■ **Problem statement**
Here are some entries; quote each one exactly.

(App and web page records)

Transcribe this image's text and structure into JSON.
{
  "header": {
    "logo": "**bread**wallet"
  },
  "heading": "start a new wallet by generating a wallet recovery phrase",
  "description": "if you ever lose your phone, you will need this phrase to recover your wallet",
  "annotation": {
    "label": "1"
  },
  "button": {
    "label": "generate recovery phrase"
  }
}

■ **Answer**
Transcribe this image's text and structure into JSON.
{
  "header": {
    "logo": "**bread**wallet"
  },
  "heading": "start a new wallet by generating a wallet recovery phrase",
  "description": "if you ever lose your phone, you will need this phrase to recover your wallet",
  "annotation": {
    "label": "1"
  },
  "button": {
    "label": "generate recovery phrase"
  }
}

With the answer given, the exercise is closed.